Ten thousand year tomorrow corn chowder

It is summer, and corn is coming into season. I am not ashamed to admit that I have a corn problem: When I see corn, I have to buy it. I buy a dozen ears, even if I have no idea what to do with them. And though I do love corn on the cob, I have my limits. Sometimes, too, corn deserves to be more than a side dish, slathered with butter, gnawed in and flossed out. Corn deserves a little love.

And so, today, we are going to make corn chowder. We are going to take our time about it. Corn chowder is a simple thing, which means that it deserves to be made carefully, thoughtfully, attentively, because it has no ornament to distract the senses, no frivolity or luxury to excite the mind. Simple food can be only what it is, and so it must be all that it is and should be, else it is not worth eating.

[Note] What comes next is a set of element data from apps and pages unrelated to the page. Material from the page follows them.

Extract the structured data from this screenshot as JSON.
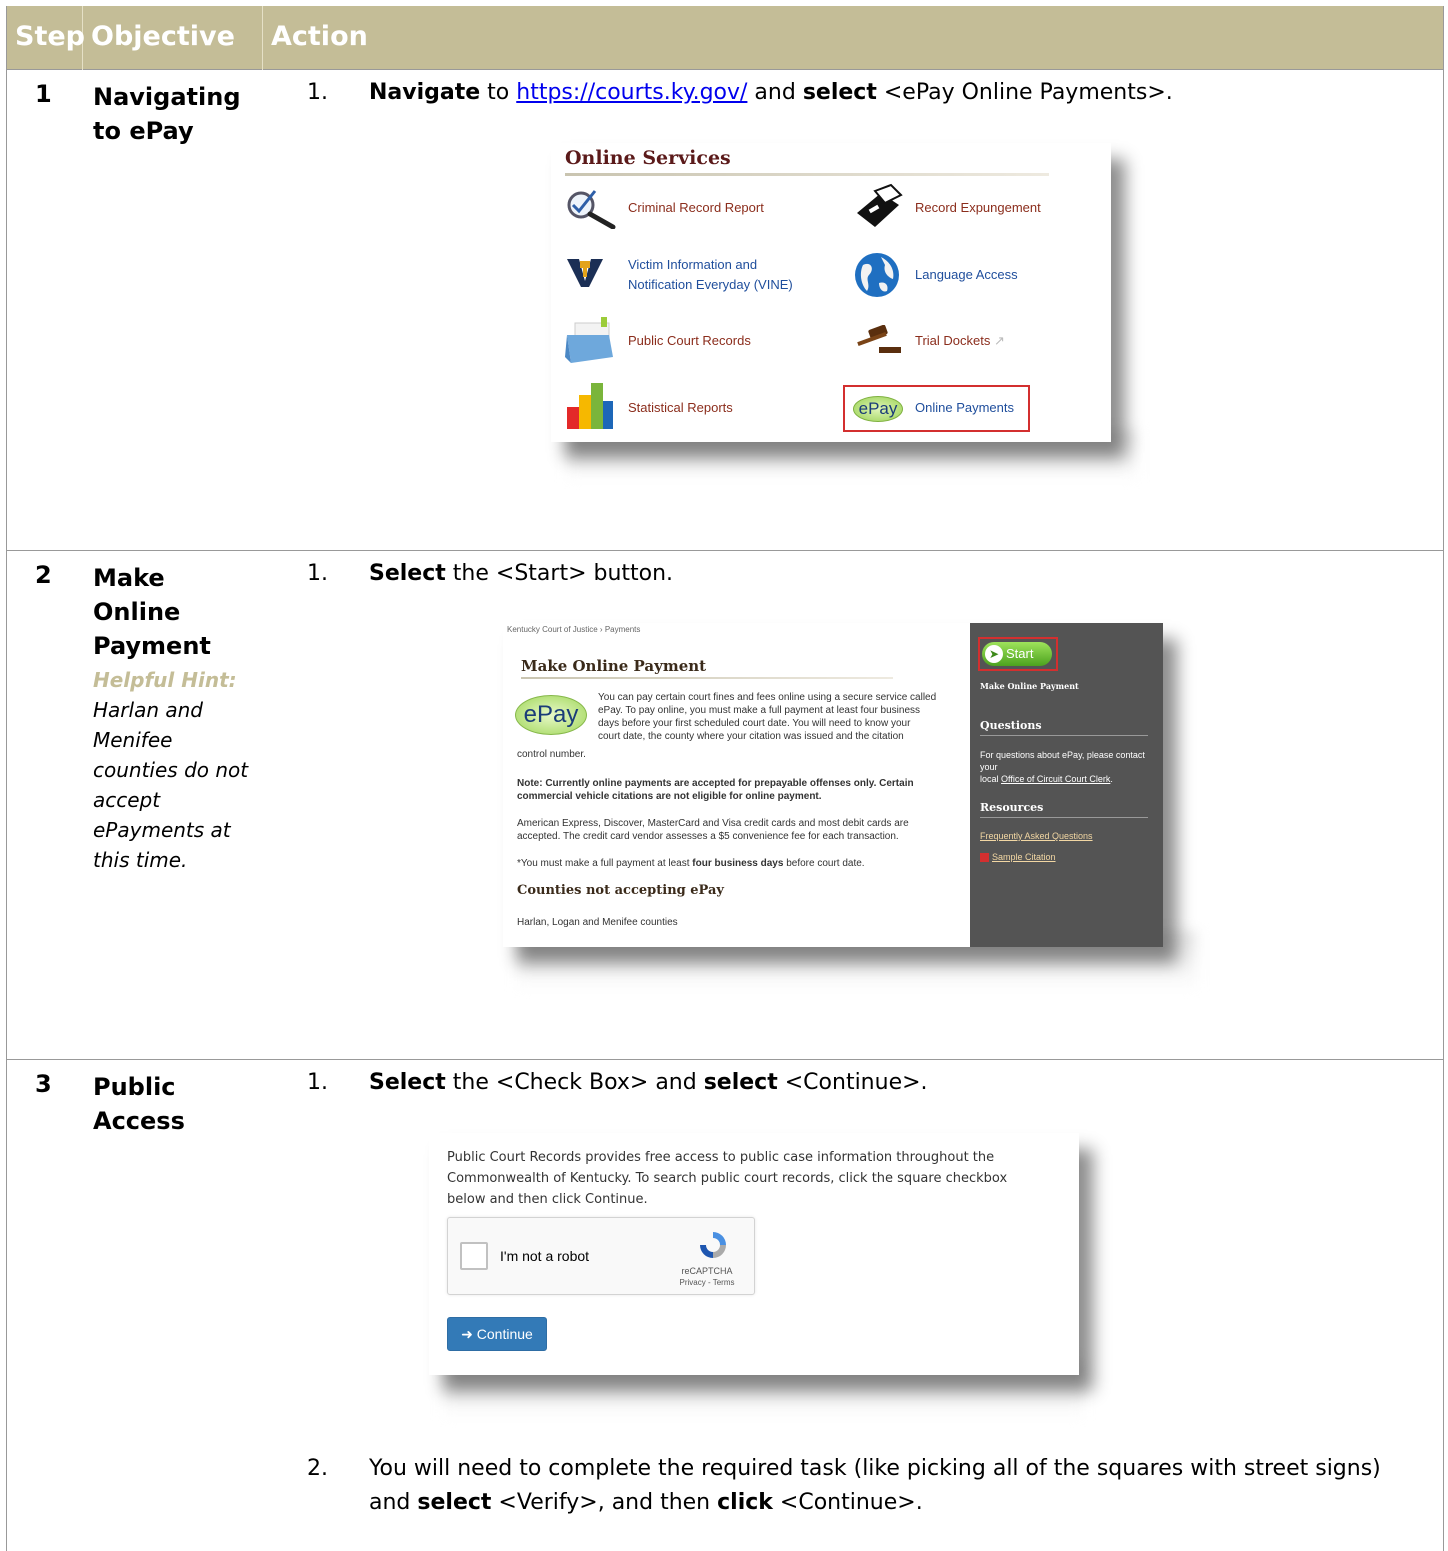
{
  "header": {
    "col_step": "Step",
    "col_objective": "Objective",
    "col_action": "Action"
  },
  "steps": [
    {
      "number": "1",
      "objective": "Navigating to ePay",
      "action_num": "1.",
      "action_bold1": "Navigate",
      "action_to": " to ",
      "action_link": "https://courts.ky.gov/",
      "action_and": " and ",
      "action_bold2": "select",
      "action_rest": " <ePay Online Payments>."
    },
    {
      "number": "2",
      "objective": "Make Online Payment",
      "hint_title": "Helpful Hint:",
      "hint_text": "Harlan and Menifee counties do not accept ePayments at this time.",
      "action_num": "1.",
      "action_bold": "Select",
      "action_rest": " the <Start> button."
    },
    {
      "number": "3",
      "objective": "Public Access",
      "action1_num": "1.",
      "action1_bold1": "Select",
      "action1_mid": " the <Check Box> and ",
      "action1_bold2": "select",
      "action1_rest": " <Continue>.",
      "action2_num": "2.",
      "action2_text1": "You will need to complete the required task (like picking all of the squares with street signs) and ",
      "action2_bold1": "select",
      "action2_text2": " <Verify>, and then ",
      "action2_bold2": "click",
      "action2_text3": " <Continue>."
    }
  ],
  "online_services": {
    "title": "Online Services",
    "items": [
      {
        "label": "Criminal Record Report",
        "icon": "magnifier-check-icon"
      },
      {
        "label": "Record Expungement",
        "icon": "eraser-icon"
      },
      {
        "label": "Victim Information and Notification Everyday (VINE)",
        "icon": "vine-icon"
      },
      {
        "label": "Language Access",
        "icon": "globe-icon"
      },
      {
        "label": "Public Court Records",
        "icon": "file-box-icon"
      },
      {
        "label": "Trial Dockets",
        "icon": "gavel-icon"
      },
      {
        "label": "Statistical Reports",
        "icon": "bar-chart-icon"
      },
      {
        "label": "Online Payments",
        "icon": "epay-logo"
      }
    ],
    "epay_logo": "ePay"
  },
  "make_payment": {
    "breadcrumb": "Kentucky Court of Justice  ›  Payments",
    "title": "Make Online Payment",
    "epay_logo": "ePay",
    "intro_line1": "You can pay certain court fines and fees online using a secure service called",
    "intro_line2": "ePay. To pay online, you must make a full payment at least four business",
    "intro_line3": "days before your first scheduled court date. You will need to know your",
    "intro_line4": "court date, the county where your citation was issued and the citation",
    "intro_line5": "control number.",
    "note_line1": "Note: Currently online payments are accepted for prepayable offenses only. Certain",
    "note_line2": "commercial vehicle citations are not eligible for online payment.",
    "cards_line1": "American Express, Discover, MasterCard and Visa credit cards and most debit cards are",
    "cards_line2": "accepted. The credit card vendor assesses a $5 convenience fee for each transaction.",
    "must_pre": "*You must make a full payment at least ",
    "must_bold": "four business days",
    "must_post": " before court date.",
    "counties_title": "Counties not accepting ePay",
    "counties_text": "Harlan, Logan and Menifee counties",
    "side_start": "Start",
    "side_make": "Make Online Payment",
    "side_questions": "Questions",
    "side_q_line1": "For questions about ePay, please contact your",
    "side_q_pre": "local ",
    "side_q_link": "Office of Circuit Court Clerk",
    "side_q_post": ".",
    "side_resources": "Resources",
    "side_faq": "Frequently Asked Questions",
    "side_sample": "Sample Citation"
  },
  "public_access": {
    "text": "Public Court Records provides free access to public case information throughout the Commonwealth of Kentucky. To search public court records, click the square checkbox below and then click Continue.",
    "robot_label": "I'm not a robot",
    "recaptcha": "reCAPTCHA",
    "privacy_terms": "Privacy - Terms",
    "continue_label": "Continue"
  },
  "colors": {
    "header_bg": "#c4bd97",
    "hint": "#c4bd97",
    "highlight": "#d32f2f"
  }
}
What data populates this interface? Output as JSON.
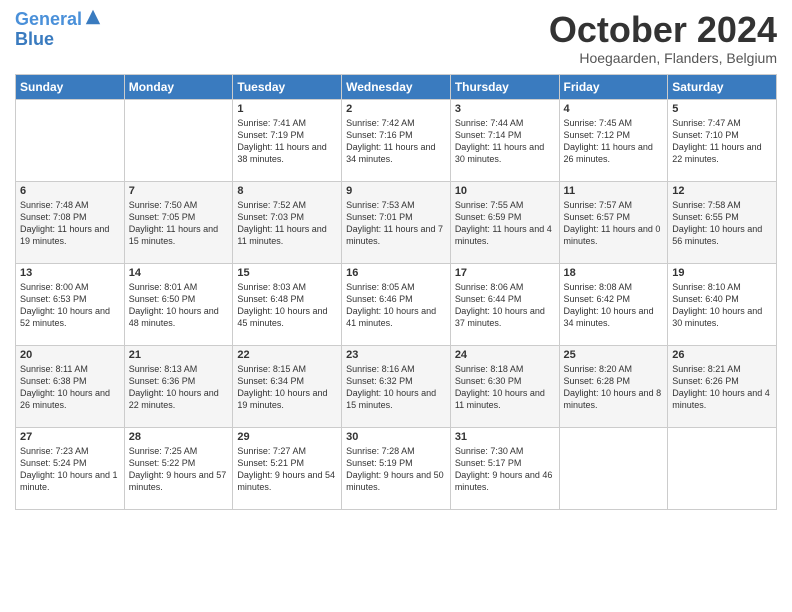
{
  "logo": {
    "line1": "General",
    "line2": "Blue"
  },
  "title": "October 2024",
  "subtitle": "Hoegaarden, Flanders, Belgium",
  "days_of_week": [
    "Sunday",
    "Monday",
    "Tuesday",
    "Wednesday",
    "Thursday",
    "Friday",
    "Saturday"
  ],
  "weeks": [
    [
      {
        "day": "",
        "info": ""
      },
      {
        "day": "",
        "info": ""
      },
      {
        "day": "1",
        "info": "Sunrise: 7:41 AM\nSunset: 7:19 PM\nDaylight: 11 hours and 38 minutes."
      },
      {
        "day": "2",
        "info": "Sunrise: 7:42 AM\nSunset: 7:16 PM\nDaylight: 11 hours and 34 minutes."
      },
      {
        "day": "3",
        "info": "Sunrise: 7:44 AM\nSunset: 7:14 PM\nDaylight: 11 hours and 30 minutes."
      },
      {
        "day": "4",
        "info": "Sunrise: 7:45 AM\nSunset: 7:12 PM\nDaylight: 11 hours and 26 minutes."
      },
      {
        "day": "5",
        "info": "Sunrise: 7:47 AM\nSunset: 7:10 PM\nDaylight: 11 hours and 22 minutes."
      }
    ],
    [
      {
        "day": "6",
        "info": "Sunrise: 7:48 AM\nSunset: 7:08 PM\nDaylight: 11 hours and 19 minutes."
      },
      {
        "day": "7",
        "info": "Sunrise: 7:50 AM\nSunset: 7:05 PM\nDaylight: 11 hours and 15 minutes."
      },
      {
        "day": "8",
        "info": "Sunrise: 7:52 AM\nSunset: 7:03 PM\nDaylight: 11 hours and 11 minutes."
      },
      {
        "day": "9",
        "info": "Sunrise: 7:53 AM\nSunset: 7:01 PM\nDaylight: 11 hours and 7 minutes."
      },
      {
        "day": "10",
        "info": "Sunrise: 7:55 AM\nSunset: 6:59 PM\nDaylight: 11 hours and 4 minutes."
      },
      {
        "day": "11",
        "info": "Sunrise: 7:57 AM\nSunset: 6:57 PM\nDaylight: 11 hours and 0 minutes."
      },
      {
        "day": "12",
        "info": "Sunrise: 7:58 AM\nSunset: 6:55 PM\nDaylight: 10 hours and 56 minutes."
      }
    ],
    [
      {
        "day": "13",
        "info": "Sunrise: 8:00 AM\nSunset: 6:53 PM\nDaylight: 10 hours and 52 minutes."
      },
      {
        "day": "14",
        "info": "Sunrise: 8:01 AM\nSunset: 6:50 PM\nDaylight: 10 hours and 48 minutes."
      },
      {
        "day": "15",
        "info": "Sunrise: 8:03 AM\nSunset: 6:48 PM\nDaylight: 10 hours and 45 minutes."
      },
      {
        "day": "16",
        "info": "Sunrise: 8:05 AM\nSunset: 6:46 PM\nDaylight: 10 hours and 41 minutes."
      },
      {
        "day": "17",
        "info": "Sunrise: 8:06 AM\nSunset: 6:44 PM\nDaylight: 10 hours and 37 minutes."
      },
      {
        "day": "18",
        "info": "Sunrise: 8:08 AM\nSunset: 6:42 PM\nDaylight: 10 hours and 34 minutes."
      },
      {
        "day": "19",
        "info": "Sunrise: 8:10 AM\nSunset: 6:40 PM\nDaylight: 10 hours and 30 minutes."
      }
    ],
    [
      {
        "day": "20",
        "info": "Sunrise: 8:11 AM\nSunset: 6:38 PM\nDaylight: 10 hours and 26 minutes."
      },
      {
        "day": "21",
        "info": "Sunrise: 8:13 AM\nSunset: 6:36 PM\nDaylight: 10 hours and 22 minutes."
      },
      {
        "day": "22",
        "info": "Sunrise: 8:15 AM\nSunset: 6:34 PM\nDaylight: 10 hours and 19 minutes."
      },
      {
        "day": "23",
        "info": "Sunrise: 8:16 AM\nSunset: 6:32 PM\nDaylight: 10 hours and 15 minutes."
      },
      {
        "day": "24",
        "info": "Sunrise: 8:18 AM\nSunset: 6:30 PM\nDaylight: 10 hours and 11 minutes."
      },
      {
        "day": "25",
        "info": "Sunrise: 8:20 AM\nSunset: 6:28 PM\nDaylight: 10 hours and 8 minutes."
      },
      {
        "day": "26",
        "info": "Sunrise: 8:21 AM\nSunset: 6:26 PM\nDaylight: 10 hours and 4 minutes."
      }
    ],
    [
      {
        "day": "27",
        "info": "Sunrise: 7:23 AM\nSunset: 5:24 PM\nDaylight: 10 hours and 1 minute."
      },
      {
        "day": "28",
        "info": "Sunrise: 7:25 AM\nSunset: 5:22 PM\nDaylight: 9 hours and 57 minutes."
      },
      {
        "day": "29",
        "info": "Sunrise: 7:27 AM\nSunset: 5:21 PM\nDaylight: 9 hours and 54 minutes."
      },
      {
        "day": "30",
        "info": "Sunrise: 7:28 AM\nSunset: 5:19 PM\nDaylight: 9 hours and 50 minutes."
      },
      {
        "day": "31",
        "info": "Sunrise: 7:30 AM\nSunset: 5:17 PM\nDaylight: 9 hours and 46 minutes."
      },
      {
        "day": "",
        "info": ""
      },
      {
        "day": "",
        "info": ""
      }
    ]
  ]
}
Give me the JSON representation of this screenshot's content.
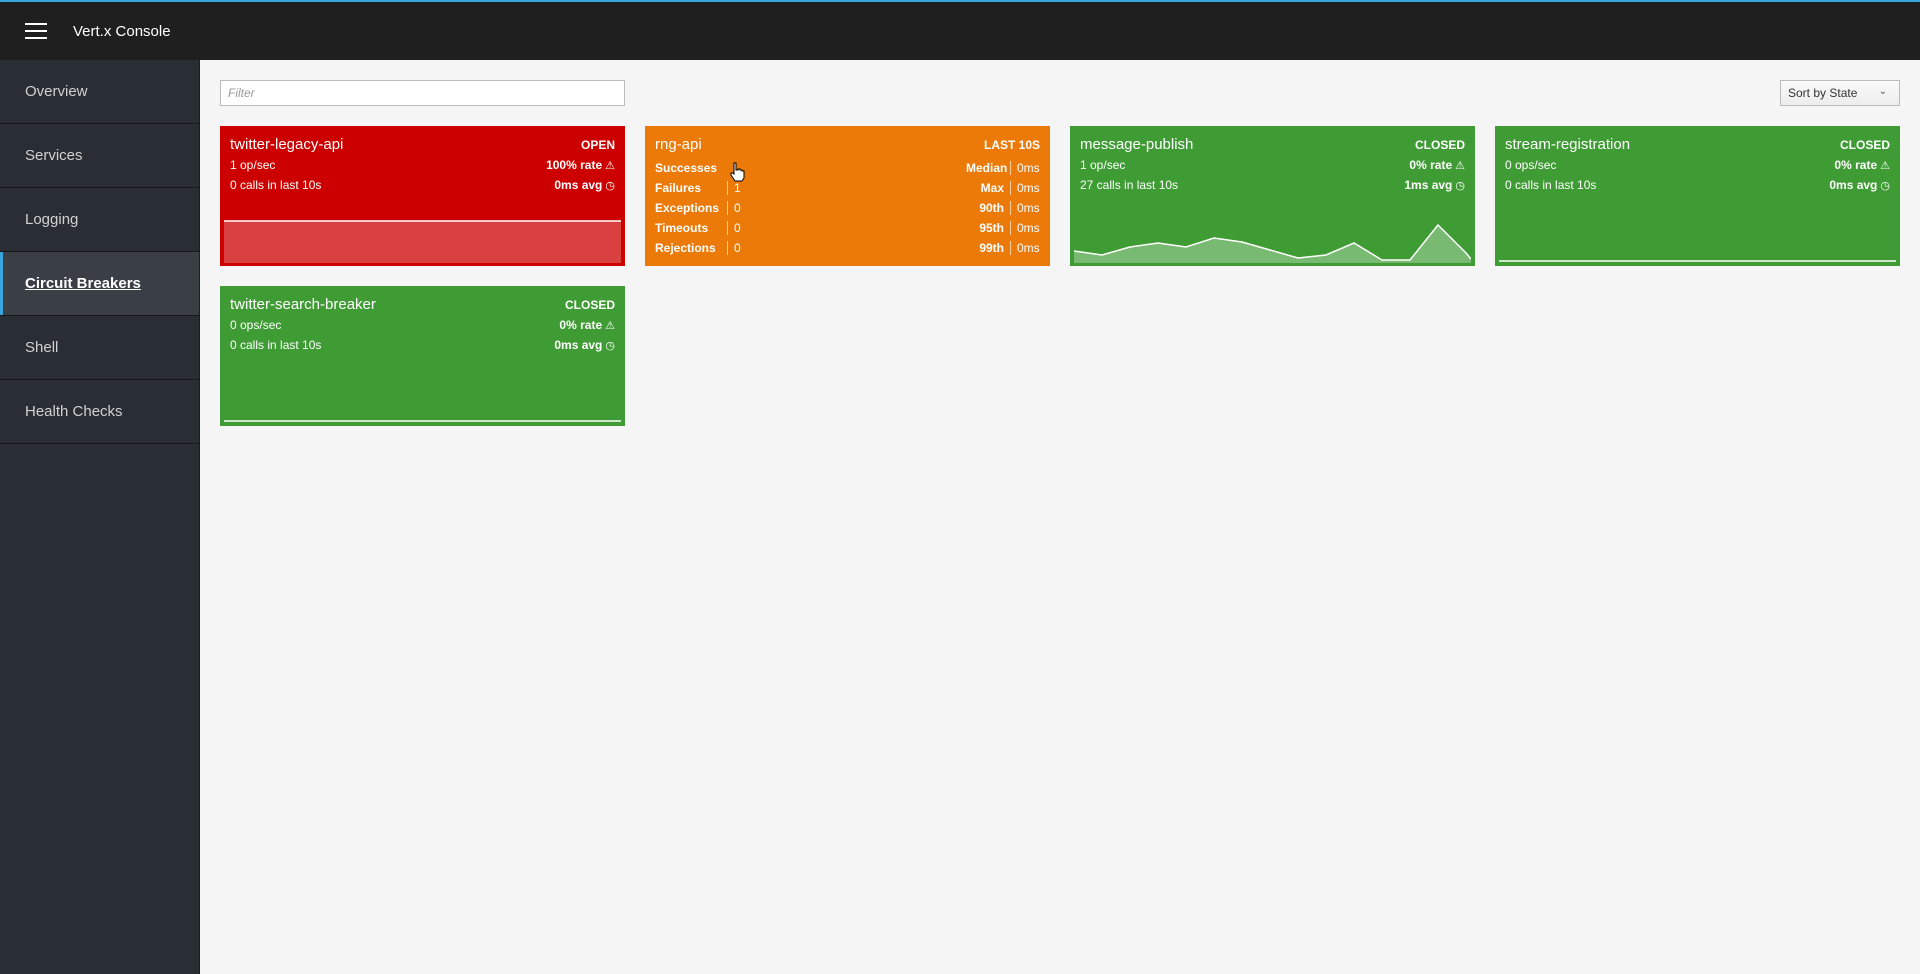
{
  "app": {
    "title": "Vert.x Console"
  },
  "sidebar": {
    "items": [
      {
        "label": "Overview"
      },
      {
        "label": "Services"
      },
      {
        "label": "Logging"
      },
      {
        "label": "Circuit Breakers"
      },
      {
        "label": "Shell"
      },
      {
        "label": "Health Checks"
      }
    ]
  },
  "filter": {
    "placeholder": "Filter"
  },
  "sort": {
    "label": "Sort by State"
  },
  "colors": {
    "open": "#cc0000",
    "half_open": "#ec7a08",
    "closed": "#3f9c35",
    "accent": "#39a5dc"
  },
  "breakers": [
    {
      "name": "twitter-legacy-api",
      "state": "OPEN",
      "ops": "1 op/sec",
      "rate": "100% rate",
      "calls": "0 calls in last 10s",
      "avg": "0ms avg",
      "rate_icon": "warning-icon",
      "avg_icon": "clock-icon"
    },
    {
      "name": "rng-api",
      "state": "LAST 10S",
      "stats": [
        {
          "label": "Successes",
          "value": "",
          "pct_label": "Median",
          "pct_value": "0ms"
        },
        {
          "label": "Failures",
          "value": "1",
          "pct_label": "Max",
          "pct_value": "0ms"
        },
        {
          "label": "Exceptions",
          "value": "0",
          "pct_label": "90th",
          "pct_value": "0ms"
        },
        {
          "label": "Timeouts",
          "value": "0",
          "pct_label": "95th",
          "pct_value": "0ms"
        },
        {
          "label": "Rejections",
          "value": "0",
          "pct_label": "99th",
          "pct_value": "0ms"
        }
      ]
    },
    {
      "name": "message-publish",
      "state": "CLOSED",
      "ops": "1 op/sec",
      "rate": "0% rate",
      "calls": "27 calls in last 10s",
      "avg": "1ms avg",
      "rate_icon": "warning-icon",
      "avg_icon": "clock-icon"
    },
    {
      "name": "stream-registration",
      "state": "CLOSED",
      "ops": "0 ops/sec",
      "rate": "0% rate",
      "calls": "0 calls in last 10s",
      "avg": "0ms avg",
      "rate_icon": "warning-icon",
      "avg_icon": "clock-icon"
    },
    {
      "name": "twitter-search-breaker",
      "state": "CLOSED",
      "ops": "0 ops/sec",
      "rate": "0% rate",
      "calls": "0 calls in last 10s",
      "avg": "0ms avg",
      "rate_icon": "warning-icon",
      "avg_icon": "clock-icon"
    }
  ]
}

We will make enough to serve eight, because, presumably, we can find some friends to help us eat it. (If not, there’s always lunch.) Continue reading “Ten thousand year tomorrow corn chowder”

Mindful, but still not gravied with conviviality

An article in today’s New York Times examines yet another case of Americans taking a fundamentally sound idea — mindful eating — and driving it to extremes. Having just concluded a draft of my book with an epilogue in which I urged not only mindful eating but (especially) mindful cooking, it pains me to say this, but, seriously, people: lighten up. Continue reading “Mindful, but still not gravied with conviviality”